Find Us


Denmark has a shortage of skilled workers: Here are the roles that need filling

Denmark has made it easier for foreign workers to live and work there.
Denmark has made it easier for foreign workers to live and work there. Copyright Canva
Copyright Canva
By Angela Symons
Share this articleComments
Share this articleClose Button

Denmark has just updated its list of jobs open to foreign workers.


If you’ve always wanted to move to Europe, there’s never been a better time. Labour shortages across the continent are making it easier to snap up a job as a non-EU worker.

Denmark is the latest country to loosen its immigration rules in a bid to attract international talent.

By lowering minimum salary requirements, expanding its work permit fast-track scheme, and opening up more jobs to foreigners, the Scandinavian nation is making it easier for companies to hire non-EU workers.

It is also granting foreign students studying in the country an extended job search period following the completion of their university degree.

The amendments to the Danish Aliens Act, agreed by parliament on 23 March, came into force on 1 April.

Which jobs in Denmark are open to foreign workers?

Like many countries across Europe, Denmark is experiencing a labour shortage.

In the first three months of 2022, 42 per cent of companies in Denmark reported recruitment challenges, according to the European Commission.

On 1 July, Denmark updated its 'Positive List for People with a Higher Education' and its 'Positive List for Skilled Workers', which both detail professions experiencing a shortage of workers in the country.

If you are offered a job included on these lists, you can apply for a Danish residence and work permit. Those who are successful will be subject to the same terms of employment as citizens of Denmark.

The country is especially short of science, engineering, healthcare, teaching, IT and finance professionals who are educated to degree level. There's even opportunities for priests with a Master's degree. 

To apply for residence with a job that falls within the Positive List for People with a Higher Education, you must show evidence of your educational qualifications. Generally, a bachelor’s or master’s degree is required.

While the lists are updated twice a year, job roles will remain on the lists for two years. The jobs added to the list on 1 July 2023 will be eligible until at least until 30 June 2025.

The updated Skilled Workers list includes a whole range of industries including associate professionals and clerks in science and engineering, business and administration, bookkeeping and social care. It also includes beauty services, food production, metal, machinery, building and trades.

Unlike the Positive List for People with a Higher Education, the jobs on the Positive List for Skilled Work are currently only available until at least 31 December 2023. 

Is it easy for foreigners to work in Denmark?

As well as expanding the list of job titles that foreigners can apply for, Denmark is making it easier for companies to recruit third-country nationals.

The pay threshold will be lowered so that more jobs are open to foreign nationals.

Under the new limit, foreign nationals earning at least DKK 375,000 (€50,344) will be able to apply for work and residence permits. Previously, it was set at DKK 465,000 (€62,434).

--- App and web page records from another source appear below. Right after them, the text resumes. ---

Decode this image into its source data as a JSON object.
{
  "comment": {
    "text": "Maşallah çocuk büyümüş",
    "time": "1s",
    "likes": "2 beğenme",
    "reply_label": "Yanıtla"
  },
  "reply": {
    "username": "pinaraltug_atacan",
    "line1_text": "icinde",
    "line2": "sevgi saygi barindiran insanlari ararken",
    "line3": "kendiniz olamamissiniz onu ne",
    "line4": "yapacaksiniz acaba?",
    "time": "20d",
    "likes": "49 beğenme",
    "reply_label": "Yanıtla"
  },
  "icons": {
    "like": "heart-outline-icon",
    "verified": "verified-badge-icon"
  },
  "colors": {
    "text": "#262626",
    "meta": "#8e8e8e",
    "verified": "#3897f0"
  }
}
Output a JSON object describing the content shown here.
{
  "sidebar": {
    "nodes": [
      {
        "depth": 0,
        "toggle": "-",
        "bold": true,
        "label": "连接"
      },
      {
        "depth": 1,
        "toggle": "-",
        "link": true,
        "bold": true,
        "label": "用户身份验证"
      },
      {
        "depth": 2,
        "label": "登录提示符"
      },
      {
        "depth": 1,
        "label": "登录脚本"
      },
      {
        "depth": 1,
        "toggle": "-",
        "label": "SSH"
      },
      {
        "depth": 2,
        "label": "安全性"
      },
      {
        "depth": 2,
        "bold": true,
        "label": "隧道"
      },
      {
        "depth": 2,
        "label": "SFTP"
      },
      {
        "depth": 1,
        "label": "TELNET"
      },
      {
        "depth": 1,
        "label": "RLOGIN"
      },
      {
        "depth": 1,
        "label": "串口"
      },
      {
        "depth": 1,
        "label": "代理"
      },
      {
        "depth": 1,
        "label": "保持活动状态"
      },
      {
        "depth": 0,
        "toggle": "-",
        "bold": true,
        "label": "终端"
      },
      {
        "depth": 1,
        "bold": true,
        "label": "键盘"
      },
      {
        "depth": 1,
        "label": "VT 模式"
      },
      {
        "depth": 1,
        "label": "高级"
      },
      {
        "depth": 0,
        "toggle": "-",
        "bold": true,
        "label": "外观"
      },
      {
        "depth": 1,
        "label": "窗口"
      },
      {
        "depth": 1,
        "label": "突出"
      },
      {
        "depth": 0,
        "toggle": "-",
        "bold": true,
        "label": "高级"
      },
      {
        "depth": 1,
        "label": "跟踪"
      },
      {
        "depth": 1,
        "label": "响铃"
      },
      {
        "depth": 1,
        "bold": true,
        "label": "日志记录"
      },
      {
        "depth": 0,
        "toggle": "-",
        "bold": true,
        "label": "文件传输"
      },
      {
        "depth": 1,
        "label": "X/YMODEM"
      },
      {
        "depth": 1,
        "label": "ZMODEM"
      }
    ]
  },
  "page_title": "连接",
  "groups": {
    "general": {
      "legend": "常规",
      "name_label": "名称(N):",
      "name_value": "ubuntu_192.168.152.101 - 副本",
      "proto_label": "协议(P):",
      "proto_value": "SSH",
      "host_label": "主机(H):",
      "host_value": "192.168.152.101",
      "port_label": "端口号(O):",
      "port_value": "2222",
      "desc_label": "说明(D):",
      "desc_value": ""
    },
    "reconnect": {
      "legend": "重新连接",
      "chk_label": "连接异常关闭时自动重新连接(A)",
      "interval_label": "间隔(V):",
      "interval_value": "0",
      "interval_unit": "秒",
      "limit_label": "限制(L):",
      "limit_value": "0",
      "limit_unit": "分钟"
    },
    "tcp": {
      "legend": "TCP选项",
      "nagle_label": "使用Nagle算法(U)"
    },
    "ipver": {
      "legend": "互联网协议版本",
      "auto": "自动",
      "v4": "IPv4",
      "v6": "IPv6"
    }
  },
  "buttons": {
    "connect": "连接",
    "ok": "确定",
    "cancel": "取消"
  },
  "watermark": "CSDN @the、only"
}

Danish companies that want to employ foreigners can apply for fast-track certification. This grants them quicker processing of work permits and more flexible terms for employees.


Previously, companies had to have 20 full-time employees to apply for this certification. Under the new amendments, this is dropping to 10 employees, opening the scheme up to more companies.

Denmark is also expanding its start-up scheme for third-country nationals. In the past it was only open to entrepreneurs who hope to establish a new business in the country.

From 1 April, it was extended to those who already own a business in Denmark and those who own a business outside of the country and want to open a branch in Denmark.

International students can now stay beyond their studies to look for work in Denmark

International students studying at universities in Denmark are also being encouraged to stay on after their degree.

They will automatically be granted a three-year job search period following graduation. During this time, they are permitted to search for employment and live in the country without needing to apply for a separate residence permit.


Under the old rules, new graduates were only allowed to stay for two years.

Share this articleComments

You might also like